These are just two examples of stories that are dominating the news media without actually informing anyone. They are reported to us, not to enlighten, but to elicit thoughtless emotional associations that lead us toward a preordained conclusion.

Invariably, the conclusion at which we’re supposed to arrive imposes further limitations on what we’re supposed to think about or say.

The next time you sit down to watch TV, listen to the radio, or read an article, ask yourself this question: “Is this what I’m supposed to believe?”

It’s surprising how just a bit of well-placed skepticism can jump start our transformation from gullible marks to critical thinkers.

Bryan Hyde is a news commentator and co-host of the Perspectives talk show on Fox News 1450 AM 93.1 FM. The opinions stated in this article are his and not representative of St. George News.

Email: [email protected]

Twitter: @youcancallmebry

Copyright St. George News, LLC, 2013, all rights reserved.


Free News Delivery by Email

Would you like to have the day's news stories delivered right to your inbox every evening? Enter your email below to start!


  • Mary July 1, 2013 at 8:39 am

    Thank you for this article! THANK YOU SO MUCH! It’s sad how the media can spin things for their own benefit and leave the viewers believing lies that hurt so many people. I don’t want lies on the news, I want the truth, but the truth doesn’t sell.
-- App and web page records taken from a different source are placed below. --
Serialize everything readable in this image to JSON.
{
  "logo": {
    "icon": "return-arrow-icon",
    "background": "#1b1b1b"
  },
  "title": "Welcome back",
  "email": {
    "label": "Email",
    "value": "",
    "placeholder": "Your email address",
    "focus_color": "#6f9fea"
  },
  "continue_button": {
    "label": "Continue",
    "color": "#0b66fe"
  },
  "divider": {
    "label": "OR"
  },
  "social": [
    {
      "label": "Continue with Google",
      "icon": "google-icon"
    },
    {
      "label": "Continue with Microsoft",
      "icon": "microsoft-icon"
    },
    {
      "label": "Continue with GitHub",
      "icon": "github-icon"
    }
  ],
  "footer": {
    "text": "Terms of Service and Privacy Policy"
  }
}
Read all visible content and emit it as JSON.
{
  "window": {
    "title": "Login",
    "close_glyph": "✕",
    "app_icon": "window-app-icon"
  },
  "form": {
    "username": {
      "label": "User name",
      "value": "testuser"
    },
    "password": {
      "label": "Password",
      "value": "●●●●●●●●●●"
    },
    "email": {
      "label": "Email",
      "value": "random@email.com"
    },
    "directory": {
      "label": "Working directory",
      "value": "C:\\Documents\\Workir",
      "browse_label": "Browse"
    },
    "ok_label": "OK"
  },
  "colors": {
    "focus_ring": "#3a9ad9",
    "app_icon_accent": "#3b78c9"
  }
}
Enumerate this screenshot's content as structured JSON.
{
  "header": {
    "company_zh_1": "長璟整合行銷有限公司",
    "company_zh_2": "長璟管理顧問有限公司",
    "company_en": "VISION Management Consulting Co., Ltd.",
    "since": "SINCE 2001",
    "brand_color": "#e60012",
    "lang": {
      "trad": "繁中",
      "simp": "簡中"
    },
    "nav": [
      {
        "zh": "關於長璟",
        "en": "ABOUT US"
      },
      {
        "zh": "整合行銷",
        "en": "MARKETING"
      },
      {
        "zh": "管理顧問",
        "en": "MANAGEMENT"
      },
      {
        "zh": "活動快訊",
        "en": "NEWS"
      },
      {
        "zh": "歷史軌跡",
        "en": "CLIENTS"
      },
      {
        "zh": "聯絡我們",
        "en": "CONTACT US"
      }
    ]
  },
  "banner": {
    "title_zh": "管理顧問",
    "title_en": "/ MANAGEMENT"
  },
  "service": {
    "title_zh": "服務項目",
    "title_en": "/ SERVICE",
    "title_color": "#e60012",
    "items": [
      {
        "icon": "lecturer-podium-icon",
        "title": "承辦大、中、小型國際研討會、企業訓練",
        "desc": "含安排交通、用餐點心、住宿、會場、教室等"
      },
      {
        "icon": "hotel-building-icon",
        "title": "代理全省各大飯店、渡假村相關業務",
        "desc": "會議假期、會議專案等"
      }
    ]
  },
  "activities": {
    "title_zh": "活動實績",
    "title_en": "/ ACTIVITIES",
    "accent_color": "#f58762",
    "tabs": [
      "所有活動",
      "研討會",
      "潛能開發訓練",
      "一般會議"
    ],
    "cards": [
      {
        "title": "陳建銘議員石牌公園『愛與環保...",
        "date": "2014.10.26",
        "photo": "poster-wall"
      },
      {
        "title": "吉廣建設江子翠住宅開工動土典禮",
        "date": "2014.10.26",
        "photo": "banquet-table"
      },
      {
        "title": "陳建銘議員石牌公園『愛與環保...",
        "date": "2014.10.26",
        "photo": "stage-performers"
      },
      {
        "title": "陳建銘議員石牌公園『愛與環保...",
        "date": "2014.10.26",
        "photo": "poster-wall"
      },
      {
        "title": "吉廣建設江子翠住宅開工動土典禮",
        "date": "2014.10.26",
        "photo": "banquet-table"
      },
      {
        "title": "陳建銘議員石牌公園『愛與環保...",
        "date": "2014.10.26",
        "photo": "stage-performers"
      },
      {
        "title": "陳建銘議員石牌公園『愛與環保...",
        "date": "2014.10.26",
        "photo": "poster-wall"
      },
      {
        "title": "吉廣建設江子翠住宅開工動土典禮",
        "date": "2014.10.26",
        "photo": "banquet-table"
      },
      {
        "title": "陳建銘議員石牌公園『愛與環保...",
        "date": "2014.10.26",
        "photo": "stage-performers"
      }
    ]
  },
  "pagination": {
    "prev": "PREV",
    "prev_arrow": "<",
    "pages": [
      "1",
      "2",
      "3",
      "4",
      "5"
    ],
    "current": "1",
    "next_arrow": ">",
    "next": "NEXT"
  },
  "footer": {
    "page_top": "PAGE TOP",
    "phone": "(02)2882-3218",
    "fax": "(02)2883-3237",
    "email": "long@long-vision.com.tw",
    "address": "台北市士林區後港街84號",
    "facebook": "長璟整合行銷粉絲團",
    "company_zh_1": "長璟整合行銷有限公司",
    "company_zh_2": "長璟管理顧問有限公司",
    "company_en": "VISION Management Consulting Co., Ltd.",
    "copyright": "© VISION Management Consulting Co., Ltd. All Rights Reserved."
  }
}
  • Maggie July 1, 2013 at 10:18 am

    You nailed it Bryan! BOOM!!!!!!!!!!!!!!!!!!!!

  • My Evil Twin July 1, 2013 at 10:35 am

    Critical thinking. I believe that is the thing that causes politicians and bureaucrats the worst nightmares of all. Good article, Bryan, as usual.

  • pete July 1, 2013 at 11:27 am

    hhmmmm…..can we apply our well placed skepticism when we are in certain buildings on sundays? or should the skepticism only apply elsewhere in life? not in church?

  • pete July 1, 2013 at 11:34 am

    that was on honest question bryan. can you answer it? how can you sit in church and turn off your skeptic button? you do so good elsewhere. i love reading your stuff and listening to you. alot of people do. but can you honestly say you have looked at mormonism skeptically?

  • Josh July 1, 2013 at 1:46 pm

    What a quote about stoning sinners!

  • L1b3r7y July 1, 2013 at 2:47 pm

    Trying to hijack an article about mainstream media manipulation into a public discussion of your own personal crusade to prove religion wrong is not appropriate. If you know Bryan and really want to know then go ask him.

  • pete July 1, 2013 at 6:39 pm

    actually no, asking bryan why he employs skepticism all throughout his life heavily but avoids it in one area is reason to be concerned.

  • Knowitall July 2, 2013 at 6:48 am

    Ya just don’t know whatcha don’t know! Ya know?

Leave a Reply

This site uses Akismet to reduce spam. Learn how your comment data is processed.